In fall of 2021, Samantha Yvzellez was starting her first year as a teacher, ready but nervous to invest in her first grade class. Meanwhile, Sybil Sloan had recently moved from her hometown of Woodstock to live with her daughter in the Athens area. Although Sloan enjoyed being closer to family, she felt a little lonely and lost when she first made the move. So, she set two goals for herself. First: get involved with a local senior center and begin rebuilding her community. Second: become a Foster Grandparent.
Because Sloan’s daughter is a special education teacher in the Athen’s area, naturally, she planned to be a Foster Grandparent at her daughter’s school. However, after learning more about the program and trying to find the best fit, Sloan was placed at Fowler Drive Elementary School. There she was paired with Yvzellez.
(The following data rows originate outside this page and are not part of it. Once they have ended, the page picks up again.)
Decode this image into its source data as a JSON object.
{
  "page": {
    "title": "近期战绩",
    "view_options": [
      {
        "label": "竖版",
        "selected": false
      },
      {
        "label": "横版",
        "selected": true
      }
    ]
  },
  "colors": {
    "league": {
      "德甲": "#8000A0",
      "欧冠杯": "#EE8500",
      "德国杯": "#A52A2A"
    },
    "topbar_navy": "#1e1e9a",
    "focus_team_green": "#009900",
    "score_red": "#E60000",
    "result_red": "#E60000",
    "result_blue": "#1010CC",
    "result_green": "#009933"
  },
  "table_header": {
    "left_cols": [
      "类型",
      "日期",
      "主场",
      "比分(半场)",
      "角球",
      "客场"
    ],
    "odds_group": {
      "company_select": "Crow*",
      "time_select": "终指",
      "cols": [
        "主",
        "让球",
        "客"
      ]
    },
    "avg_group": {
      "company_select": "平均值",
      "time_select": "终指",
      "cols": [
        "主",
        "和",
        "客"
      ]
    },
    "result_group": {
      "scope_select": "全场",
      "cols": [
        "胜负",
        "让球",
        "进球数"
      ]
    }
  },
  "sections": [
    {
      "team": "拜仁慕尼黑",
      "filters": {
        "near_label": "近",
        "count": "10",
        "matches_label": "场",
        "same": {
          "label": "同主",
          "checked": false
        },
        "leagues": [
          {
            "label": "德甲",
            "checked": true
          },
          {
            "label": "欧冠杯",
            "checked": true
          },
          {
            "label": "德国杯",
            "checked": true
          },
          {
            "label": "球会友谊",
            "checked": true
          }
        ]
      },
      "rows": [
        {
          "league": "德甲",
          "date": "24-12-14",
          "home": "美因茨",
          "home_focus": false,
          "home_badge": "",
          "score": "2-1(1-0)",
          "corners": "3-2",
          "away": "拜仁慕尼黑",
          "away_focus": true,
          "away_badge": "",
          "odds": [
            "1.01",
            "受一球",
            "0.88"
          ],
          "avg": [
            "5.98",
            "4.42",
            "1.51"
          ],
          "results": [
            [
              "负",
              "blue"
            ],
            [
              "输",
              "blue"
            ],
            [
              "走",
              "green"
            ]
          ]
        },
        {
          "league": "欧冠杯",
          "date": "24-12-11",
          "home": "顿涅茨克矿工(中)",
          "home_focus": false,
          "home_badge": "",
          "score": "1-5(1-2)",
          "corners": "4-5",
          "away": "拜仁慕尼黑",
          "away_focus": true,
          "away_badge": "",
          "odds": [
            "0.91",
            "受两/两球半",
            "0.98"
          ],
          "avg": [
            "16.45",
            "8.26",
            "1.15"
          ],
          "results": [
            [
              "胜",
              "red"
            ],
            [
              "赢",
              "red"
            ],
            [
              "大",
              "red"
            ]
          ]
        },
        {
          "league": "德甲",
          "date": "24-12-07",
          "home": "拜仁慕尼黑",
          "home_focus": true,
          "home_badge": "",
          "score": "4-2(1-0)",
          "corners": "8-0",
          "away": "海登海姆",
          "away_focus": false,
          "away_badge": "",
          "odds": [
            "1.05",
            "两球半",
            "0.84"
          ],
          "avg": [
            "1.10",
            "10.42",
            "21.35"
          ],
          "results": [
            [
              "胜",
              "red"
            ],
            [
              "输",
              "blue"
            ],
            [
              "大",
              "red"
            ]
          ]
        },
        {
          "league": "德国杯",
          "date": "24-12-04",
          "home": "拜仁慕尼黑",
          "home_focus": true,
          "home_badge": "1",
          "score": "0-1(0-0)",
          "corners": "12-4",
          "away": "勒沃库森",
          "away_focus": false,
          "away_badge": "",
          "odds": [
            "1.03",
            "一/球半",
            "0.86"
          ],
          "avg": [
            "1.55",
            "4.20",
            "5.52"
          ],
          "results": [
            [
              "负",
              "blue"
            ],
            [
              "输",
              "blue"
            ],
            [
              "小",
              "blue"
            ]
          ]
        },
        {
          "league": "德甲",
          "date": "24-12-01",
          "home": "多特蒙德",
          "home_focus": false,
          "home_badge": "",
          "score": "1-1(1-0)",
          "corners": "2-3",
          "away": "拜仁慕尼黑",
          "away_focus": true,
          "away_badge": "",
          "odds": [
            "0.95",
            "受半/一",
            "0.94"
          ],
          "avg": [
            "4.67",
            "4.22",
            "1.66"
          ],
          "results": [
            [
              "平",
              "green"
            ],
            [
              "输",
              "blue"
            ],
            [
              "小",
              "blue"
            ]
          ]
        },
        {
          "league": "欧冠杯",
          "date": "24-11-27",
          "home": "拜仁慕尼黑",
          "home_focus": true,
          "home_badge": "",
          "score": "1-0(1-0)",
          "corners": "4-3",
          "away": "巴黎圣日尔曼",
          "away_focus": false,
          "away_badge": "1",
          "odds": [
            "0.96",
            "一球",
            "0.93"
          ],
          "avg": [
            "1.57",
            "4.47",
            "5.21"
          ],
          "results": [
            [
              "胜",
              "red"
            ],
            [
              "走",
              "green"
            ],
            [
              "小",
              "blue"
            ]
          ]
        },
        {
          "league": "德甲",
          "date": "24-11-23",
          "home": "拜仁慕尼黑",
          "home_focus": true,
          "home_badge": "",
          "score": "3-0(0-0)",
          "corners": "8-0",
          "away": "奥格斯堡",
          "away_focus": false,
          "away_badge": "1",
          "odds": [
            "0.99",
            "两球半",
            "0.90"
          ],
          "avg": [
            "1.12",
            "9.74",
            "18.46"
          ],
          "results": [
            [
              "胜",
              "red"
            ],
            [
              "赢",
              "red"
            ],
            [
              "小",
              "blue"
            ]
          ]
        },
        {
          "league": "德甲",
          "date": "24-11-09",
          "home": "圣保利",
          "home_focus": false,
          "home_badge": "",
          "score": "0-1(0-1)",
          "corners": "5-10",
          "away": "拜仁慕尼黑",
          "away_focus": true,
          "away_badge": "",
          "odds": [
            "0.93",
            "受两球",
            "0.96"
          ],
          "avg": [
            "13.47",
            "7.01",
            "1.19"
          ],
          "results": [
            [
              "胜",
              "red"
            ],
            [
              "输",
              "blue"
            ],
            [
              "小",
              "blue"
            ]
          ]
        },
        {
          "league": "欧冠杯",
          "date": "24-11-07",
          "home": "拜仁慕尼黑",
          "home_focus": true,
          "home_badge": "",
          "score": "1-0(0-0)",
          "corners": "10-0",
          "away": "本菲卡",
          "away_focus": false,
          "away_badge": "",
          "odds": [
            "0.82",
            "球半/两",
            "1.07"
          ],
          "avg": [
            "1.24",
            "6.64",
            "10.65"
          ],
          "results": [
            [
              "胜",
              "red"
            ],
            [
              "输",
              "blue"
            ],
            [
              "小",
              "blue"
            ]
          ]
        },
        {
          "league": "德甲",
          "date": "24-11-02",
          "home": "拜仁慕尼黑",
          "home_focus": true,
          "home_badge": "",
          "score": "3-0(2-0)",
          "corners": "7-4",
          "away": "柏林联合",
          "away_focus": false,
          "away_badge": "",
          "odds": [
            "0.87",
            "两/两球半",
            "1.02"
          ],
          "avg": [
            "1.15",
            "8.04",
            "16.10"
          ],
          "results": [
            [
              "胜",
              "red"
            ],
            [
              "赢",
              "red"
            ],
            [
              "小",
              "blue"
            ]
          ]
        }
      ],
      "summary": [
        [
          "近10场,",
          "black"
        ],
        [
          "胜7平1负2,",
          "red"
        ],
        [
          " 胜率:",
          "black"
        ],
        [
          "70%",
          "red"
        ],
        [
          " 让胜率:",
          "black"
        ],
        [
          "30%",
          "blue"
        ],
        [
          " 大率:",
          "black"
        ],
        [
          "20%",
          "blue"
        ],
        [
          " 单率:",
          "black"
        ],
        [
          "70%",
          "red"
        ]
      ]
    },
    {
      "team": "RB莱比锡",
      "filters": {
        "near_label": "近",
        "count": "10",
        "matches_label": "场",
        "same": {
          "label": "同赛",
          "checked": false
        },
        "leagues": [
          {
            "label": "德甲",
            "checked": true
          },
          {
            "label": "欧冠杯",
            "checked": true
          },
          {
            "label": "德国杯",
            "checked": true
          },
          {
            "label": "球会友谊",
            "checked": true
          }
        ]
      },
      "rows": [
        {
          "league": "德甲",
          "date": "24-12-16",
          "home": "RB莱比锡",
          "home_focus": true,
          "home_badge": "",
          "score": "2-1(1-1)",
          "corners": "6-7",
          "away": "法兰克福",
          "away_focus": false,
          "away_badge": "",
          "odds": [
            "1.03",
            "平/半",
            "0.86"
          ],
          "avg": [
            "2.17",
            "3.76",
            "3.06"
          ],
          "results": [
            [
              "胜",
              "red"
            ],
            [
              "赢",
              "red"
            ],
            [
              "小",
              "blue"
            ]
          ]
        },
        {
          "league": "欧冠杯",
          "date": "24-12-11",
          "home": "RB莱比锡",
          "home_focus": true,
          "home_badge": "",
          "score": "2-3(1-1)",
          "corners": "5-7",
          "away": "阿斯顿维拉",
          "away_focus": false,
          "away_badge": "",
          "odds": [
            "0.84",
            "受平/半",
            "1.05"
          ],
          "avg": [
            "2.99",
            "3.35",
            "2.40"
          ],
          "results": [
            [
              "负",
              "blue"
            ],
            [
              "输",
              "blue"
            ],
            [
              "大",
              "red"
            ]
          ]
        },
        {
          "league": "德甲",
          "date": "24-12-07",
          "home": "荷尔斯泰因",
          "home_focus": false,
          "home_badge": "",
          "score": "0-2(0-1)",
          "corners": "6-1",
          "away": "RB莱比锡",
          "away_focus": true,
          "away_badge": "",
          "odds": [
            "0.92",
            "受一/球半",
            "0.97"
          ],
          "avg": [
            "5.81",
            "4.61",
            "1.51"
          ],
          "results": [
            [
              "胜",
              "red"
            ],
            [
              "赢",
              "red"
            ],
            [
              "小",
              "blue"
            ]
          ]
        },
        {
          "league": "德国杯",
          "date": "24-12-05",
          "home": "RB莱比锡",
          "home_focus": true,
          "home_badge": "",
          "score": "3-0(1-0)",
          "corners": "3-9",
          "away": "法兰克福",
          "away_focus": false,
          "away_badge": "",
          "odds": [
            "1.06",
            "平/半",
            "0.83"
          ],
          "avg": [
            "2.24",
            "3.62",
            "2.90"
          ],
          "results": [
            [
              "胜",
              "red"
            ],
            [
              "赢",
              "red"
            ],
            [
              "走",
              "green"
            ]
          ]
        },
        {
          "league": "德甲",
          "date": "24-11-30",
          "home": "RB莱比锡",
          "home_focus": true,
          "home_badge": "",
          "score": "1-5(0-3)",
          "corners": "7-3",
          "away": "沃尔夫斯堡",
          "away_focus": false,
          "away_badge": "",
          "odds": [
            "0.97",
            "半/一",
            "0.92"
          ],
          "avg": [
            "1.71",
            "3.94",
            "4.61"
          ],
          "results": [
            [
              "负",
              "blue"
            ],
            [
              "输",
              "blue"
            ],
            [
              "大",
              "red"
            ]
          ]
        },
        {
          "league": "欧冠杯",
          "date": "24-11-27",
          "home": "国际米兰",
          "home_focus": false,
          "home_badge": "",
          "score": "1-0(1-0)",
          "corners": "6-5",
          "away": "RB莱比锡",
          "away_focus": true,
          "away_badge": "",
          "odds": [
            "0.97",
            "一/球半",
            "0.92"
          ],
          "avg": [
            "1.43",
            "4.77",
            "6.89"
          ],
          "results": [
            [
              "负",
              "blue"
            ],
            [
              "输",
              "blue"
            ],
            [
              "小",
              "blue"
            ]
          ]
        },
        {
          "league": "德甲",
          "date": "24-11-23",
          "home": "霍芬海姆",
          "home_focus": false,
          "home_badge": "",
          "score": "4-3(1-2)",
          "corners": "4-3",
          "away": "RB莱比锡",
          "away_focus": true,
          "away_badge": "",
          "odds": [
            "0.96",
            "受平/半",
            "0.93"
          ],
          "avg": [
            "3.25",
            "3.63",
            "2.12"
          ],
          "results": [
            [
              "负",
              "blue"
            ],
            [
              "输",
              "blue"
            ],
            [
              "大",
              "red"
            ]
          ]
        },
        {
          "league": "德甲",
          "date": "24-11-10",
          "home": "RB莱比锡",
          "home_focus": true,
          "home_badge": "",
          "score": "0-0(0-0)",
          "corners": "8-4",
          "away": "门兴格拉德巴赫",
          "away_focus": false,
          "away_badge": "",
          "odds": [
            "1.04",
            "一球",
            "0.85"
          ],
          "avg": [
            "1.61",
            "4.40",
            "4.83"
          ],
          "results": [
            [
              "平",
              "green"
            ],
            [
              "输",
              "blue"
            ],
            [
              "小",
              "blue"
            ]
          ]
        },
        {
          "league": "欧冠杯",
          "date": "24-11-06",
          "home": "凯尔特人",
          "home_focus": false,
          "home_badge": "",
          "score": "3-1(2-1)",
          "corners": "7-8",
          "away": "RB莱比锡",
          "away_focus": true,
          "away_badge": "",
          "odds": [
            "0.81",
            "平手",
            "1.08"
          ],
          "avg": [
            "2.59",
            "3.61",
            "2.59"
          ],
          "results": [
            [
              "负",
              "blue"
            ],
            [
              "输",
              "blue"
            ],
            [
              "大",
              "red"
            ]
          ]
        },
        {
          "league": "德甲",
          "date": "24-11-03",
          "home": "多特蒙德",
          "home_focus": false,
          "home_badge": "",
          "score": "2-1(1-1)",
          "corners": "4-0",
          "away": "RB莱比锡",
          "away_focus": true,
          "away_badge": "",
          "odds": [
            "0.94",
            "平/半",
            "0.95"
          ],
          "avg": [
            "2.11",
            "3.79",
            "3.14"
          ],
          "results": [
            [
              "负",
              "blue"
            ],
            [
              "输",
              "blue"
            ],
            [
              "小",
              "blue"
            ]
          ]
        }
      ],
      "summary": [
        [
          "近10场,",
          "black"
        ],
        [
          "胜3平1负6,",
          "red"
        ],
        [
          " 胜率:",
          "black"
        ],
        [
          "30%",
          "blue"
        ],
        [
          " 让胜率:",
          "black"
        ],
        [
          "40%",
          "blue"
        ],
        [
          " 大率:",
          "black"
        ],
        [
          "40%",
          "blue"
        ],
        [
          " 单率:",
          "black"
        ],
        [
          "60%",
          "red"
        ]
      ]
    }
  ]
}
“As a first year teacher, having her to talk to really helped me to gain more confidence in myself and the decisions that I was making for my class. She had experience with the education world herself and worked in a PreK class for a long time. So, it was really nice to get to hear her stories and learn from her,” said Yvellez.
Originally, Sloan had planned to only stay a year and then transfer to her daughter’s school. But she soon realized she and Yvzellez were a good fit.
“Even though I don’t have a teaching degree, I am still able to help the students and be hands-on. I feel like I am giving them little extra education boosts alongside Ms.Yvellez’ teaching. I get to support them with things that they really need extra help with like reading. You can do a lot without a degree if you have the patience and kindness to work with the kids,” said Sloan.
As partners, Yvellez and Sloan brought out strengths in each other and better supported the class together.
“Ms. Sloan brought a lot more positivity to the room. My kids really enjoyed whenever she came because she made a point to take the time to get to know them as individuals and interact with not only the two students that she was assigned to help but also all of of my kids,” said Yvellez. “It was really nice to see that they could have another relationship with another trusted adult because it takes more than just me to help them grow.”
Through the Foster Grandparent program, Sloan built a community and a routine while also giving back to the community in the process.
“Helping out in Ms. Yvellez’ class really made my move to Athens a lot easier. Having something outside of the house to focus on, that makes me feel good. I am happier and healthier because of my time in her classroom,” said Sloan.
As both Sloan and Yvellez would say, the Foster Grandparent program is more than a volunteer program. It is a bridge between generations.
“I definitely think other teachers should participate in the Foster Grandparent program because I only see it as beneficial. It brings in another trusted person to give your kids support. Anywhere we can give kids more support or attention in the classroom, we should. It’s always good for them,” said Yvellez.
About The Foster Grandparent Program
Powered by AmeriCorps, the Foster Grandparent program connects older adults with children who may benefit from extra support. Foster Grandparent volunteers serve five to 40 hours each week in schools, Head Start programs, and daycare centers where they mentor, tutor and provide one-on-one support. The program encourages older adults like Sloan to step in as a role model, providing additional comfort and love and encouraging children towards academic progression. To learn more, please visit accaging.org/volunteers/americorpsseniors/foster-grandparent-program.